* TASK REQUIREMENTS
Out of the records below, copy all lines in which the word "Tejasri" occurs.

* RECORDS FOR PROCESSING
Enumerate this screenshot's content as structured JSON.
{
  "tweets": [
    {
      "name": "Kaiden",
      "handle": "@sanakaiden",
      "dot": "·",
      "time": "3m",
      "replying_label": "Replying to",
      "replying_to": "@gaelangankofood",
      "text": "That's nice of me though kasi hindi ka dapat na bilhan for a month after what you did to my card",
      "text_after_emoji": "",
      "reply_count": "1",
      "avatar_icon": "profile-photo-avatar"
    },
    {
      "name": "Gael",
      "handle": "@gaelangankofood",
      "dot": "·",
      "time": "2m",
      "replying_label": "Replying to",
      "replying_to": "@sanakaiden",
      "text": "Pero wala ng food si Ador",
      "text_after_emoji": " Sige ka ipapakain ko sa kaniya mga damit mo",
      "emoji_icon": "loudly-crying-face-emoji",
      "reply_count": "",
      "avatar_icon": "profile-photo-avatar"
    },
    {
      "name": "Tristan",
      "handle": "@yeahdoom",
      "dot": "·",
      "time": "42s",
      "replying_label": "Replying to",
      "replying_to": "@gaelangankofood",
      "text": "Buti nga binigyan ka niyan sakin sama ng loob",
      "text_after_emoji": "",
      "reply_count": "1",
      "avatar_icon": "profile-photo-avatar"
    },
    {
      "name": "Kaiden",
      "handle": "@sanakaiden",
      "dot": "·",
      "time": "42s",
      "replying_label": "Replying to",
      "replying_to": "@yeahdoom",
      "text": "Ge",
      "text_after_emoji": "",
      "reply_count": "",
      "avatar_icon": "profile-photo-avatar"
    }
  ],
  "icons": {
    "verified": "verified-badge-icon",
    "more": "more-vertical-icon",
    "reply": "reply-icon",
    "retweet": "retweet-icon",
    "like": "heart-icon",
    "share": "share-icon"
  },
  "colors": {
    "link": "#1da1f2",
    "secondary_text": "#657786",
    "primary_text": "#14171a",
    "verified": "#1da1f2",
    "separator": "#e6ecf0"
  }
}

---

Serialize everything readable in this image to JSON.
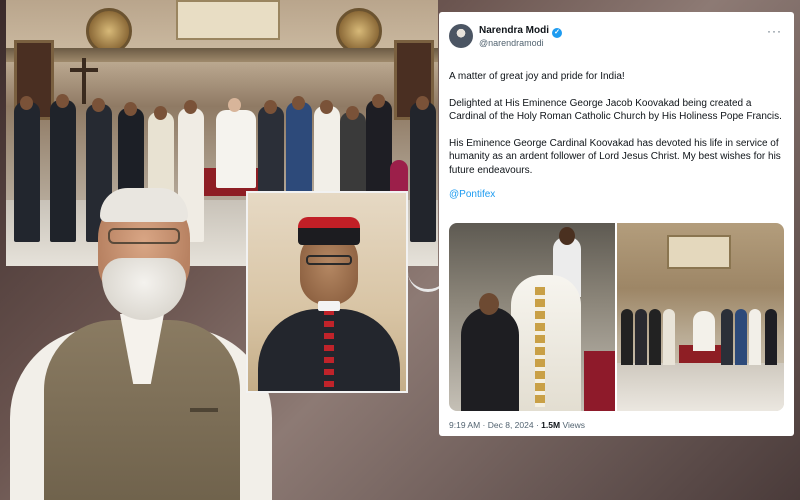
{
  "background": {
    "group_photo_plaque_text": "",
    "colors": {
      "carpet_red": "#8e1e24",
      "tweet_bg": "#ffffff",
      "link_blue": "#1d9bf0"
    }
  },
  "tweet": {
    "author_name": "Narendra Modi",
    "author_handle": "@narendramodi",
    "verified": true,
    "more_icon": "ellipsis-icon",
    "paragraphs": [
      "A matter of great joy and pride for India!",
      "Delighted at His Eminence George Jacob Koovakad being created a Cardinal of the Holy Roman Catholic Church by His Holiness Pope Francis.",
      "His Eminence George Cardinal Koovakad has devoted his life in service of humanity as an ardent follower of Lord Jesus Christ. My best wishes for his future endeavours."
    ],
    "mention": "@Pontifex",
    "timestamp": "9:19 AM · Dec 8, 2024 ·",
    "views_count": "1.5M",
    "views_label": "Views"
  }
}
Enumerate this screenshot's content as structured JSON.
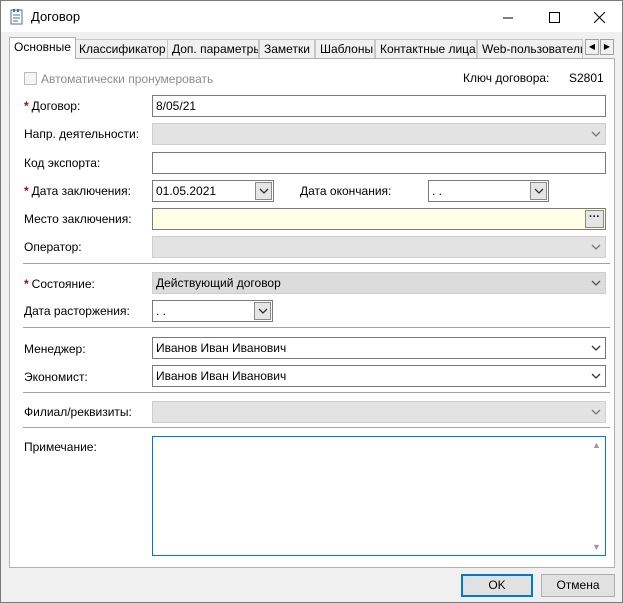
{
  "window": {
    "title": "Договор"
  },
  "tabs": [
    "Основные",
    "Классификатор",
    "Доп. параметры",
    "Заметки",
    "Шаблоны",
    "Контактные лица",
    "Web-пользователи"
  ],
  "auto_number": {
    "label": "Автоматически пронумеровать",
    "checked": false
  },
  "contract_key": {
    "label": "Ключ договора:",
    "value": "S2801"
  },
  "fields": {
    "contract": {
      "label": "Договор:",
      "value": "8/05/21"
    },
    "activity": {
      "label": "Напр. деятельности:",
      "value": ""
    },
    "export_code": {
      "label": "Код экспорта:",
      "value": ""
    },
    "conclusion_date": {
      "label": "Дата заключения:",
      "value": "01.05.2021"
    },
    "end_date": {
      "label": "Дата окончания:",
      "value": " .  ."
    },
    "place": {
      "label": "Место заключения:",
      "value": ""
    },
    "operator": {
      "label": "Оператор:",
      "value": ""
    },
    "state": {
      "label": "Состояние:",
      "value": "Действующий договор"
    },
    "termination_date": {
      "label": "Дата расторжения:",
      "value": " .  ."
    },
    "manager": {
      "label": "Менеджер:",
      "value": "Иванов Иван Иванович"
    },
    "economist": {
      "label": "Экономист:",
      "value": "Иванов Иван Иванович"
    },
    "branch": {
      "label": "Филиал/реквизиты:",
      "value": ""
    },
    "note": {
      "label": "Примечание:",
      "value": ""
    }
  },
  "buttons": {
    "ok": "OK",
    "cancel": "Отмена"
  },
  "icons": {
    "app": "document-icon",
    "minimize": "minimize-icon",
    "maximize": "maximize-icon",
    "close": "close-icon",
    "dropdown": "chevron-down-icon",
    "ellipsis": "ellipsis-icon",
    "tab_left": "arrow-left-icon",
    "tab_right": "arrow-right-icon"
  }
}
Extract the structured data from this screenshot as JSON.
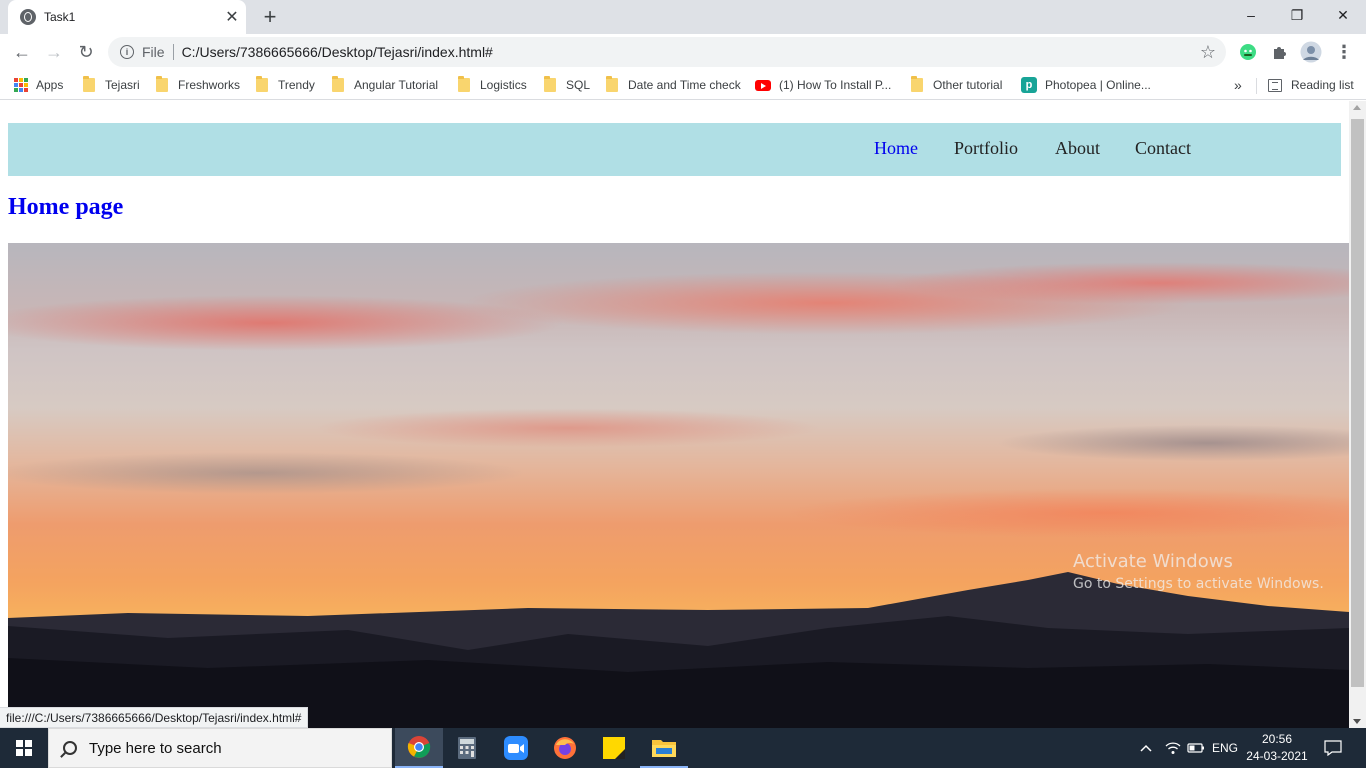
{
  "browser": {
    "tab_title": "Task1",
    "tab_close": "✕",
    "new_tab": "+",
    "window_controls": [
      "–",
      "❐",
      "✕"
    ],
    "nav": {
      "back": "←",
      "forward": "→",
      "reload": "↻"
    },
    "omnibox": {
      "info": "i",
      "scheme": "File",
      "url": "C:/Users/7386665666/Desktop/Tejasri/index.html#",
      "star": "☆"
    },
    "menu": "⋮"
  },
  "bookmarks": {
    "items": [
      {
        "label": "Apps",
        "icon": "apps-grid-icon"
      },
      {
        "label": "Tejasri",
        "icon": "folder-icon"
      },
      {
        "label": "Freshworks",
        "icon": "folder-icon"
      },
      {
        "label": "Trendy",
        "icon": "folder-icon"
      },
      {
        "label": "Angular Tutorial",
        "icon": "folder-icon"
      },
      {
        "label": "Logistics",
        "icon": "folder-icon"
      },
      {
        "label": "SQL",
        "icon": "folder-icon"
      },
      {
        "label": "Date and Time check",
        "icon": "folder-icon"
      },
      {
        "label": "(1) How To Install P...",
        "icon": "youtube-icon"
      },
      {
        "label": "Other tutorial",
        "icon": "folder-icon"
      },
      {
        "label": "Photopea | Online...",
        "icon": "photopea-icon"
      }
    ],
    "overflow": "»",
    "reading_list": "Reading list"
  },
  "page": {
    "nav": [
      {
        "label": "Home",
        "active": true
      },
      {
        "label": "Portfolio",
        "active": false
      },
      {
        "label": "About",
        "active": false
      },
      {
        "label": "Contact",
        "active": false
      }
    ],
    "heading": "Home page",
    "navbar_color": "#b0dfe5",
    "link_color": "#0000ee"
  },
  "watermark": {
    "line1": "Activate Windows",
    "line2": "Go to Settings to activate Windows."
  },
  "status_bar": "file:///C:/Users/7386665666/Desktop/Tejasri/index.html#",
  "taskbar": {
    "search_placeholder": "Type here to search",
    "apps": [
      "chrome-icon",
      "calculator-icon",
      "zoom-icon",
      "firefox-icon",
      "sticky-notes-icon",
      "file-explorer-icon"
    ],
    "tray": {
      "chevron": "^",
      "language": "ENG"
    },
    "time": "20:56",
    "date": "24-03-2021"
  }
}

* SOLUTION TO THIS PROBLEM
      "url": "C:/Users/7386665666/Desktop/Tejasri/index.html#",
        "label": "Tejasri",
  "status_bar": "file:///C:/Users/7386665666/Desktop/Tejasri/index.html#",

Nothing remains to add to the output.